ALLEN JONES British, b. 1937

Overview

Allen Jones studied painting and print making at Hornsey College of Art, London, from 1955 to 1959 and at the Royal College of Art, where fellow students included Peter Phillips, David Hockney and R.B. Kitaj. Jones was included in the seminal 1961 “Young Contemporaries” exhibition, credited with launching the British Pop Art movement. He moved to New York in 1964, where he began developing his signature erotic aesthetic.

 

Jones’s work is characterised by its overtly sexual imagery; in traditional male and female power dynamics, fetishes and BDSM practices. His erotic fibreglass sculptures such as Hatstand, Table, and Chair, 1970,—three furniture pieces constructed out of female BDSM mannequins and made famous by their reference in Stanley Kubrick’s 1971 film A Clockwork Orange, were met with strong protests for their perceived misogyny.

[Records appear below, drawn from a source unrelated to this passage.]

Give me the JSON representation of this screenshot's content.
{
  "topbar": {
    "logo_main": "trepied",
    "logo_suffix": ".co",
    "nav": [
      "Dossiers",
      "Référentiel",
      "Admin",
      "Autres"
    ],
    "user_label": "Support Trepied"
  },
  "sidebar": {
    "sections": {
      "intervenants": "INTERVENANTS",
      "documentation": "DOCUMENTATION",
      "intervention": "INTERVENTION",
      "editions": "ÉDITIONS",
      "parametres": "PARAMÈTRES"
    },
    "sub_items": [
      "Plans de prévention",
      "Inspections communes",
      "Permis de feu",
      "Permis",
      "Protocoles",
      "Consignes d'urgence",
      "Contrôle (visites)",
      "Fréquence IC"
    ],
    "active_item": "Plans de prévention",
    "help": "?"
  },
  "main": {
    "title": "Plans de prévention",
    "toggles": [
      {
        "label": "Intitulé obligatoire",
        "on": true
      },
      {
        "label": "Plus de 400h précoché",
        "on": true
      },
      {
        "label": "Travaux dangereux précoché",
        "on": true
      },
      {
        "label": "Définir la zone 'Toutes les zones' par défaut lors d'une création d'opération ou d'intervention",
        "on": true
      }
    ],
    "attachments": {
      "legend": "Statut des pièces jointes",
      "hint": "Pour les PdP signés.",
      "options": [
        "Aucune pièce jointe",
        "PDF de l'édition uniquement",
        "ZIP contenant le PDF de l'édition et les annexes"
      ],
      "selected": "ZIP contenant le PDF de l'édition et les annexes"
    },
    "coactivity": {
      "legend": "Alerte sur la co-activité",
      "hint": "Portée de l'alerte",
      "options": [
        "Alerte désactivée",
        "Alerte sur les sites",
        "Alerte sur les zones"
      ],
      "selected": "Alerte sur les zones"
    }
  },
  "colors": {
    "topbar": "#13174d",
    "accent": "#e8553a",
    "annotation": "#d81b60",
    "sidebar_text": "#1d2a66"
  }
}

Whether Jones’s work is celebrating or critiquing is left up to the viewer, with Jones ultimately left successful in his aim to offend and provoke.

 

Jones’s later work gives way to a more nuanced depiction of sexuality; colourfully kitsch scenes explore ideas of cross-dressing, of the dominate female and the submissive male through movement and dance.

 

Aside from the numerous pop art surveys, considered one of the fathers of British Pop, Jones has had many solo exhibitions including at Royal Academy of Arts, London (2014, 2007) and Kunsthalle Tübingen, Germany (2012). In ALLEN JONES 1979 a touring retrospective opened at Walker Art Gallery, Liverpool and toured to Serpentine Gallery, London, Sunderland Museum and Art Gallery, Staatliche Kunsthalle, Baden-Baden and Kunsthalle, Bielefeld.

 

His work is held by numerous museum collections including the Tate, London, National Portrait Gallery, London, Stedelijk Museum, Amsterdam, Museum of Modern Art, New York and Nagaoka Museum, Japan. Allen Jones lives and works in London.

Works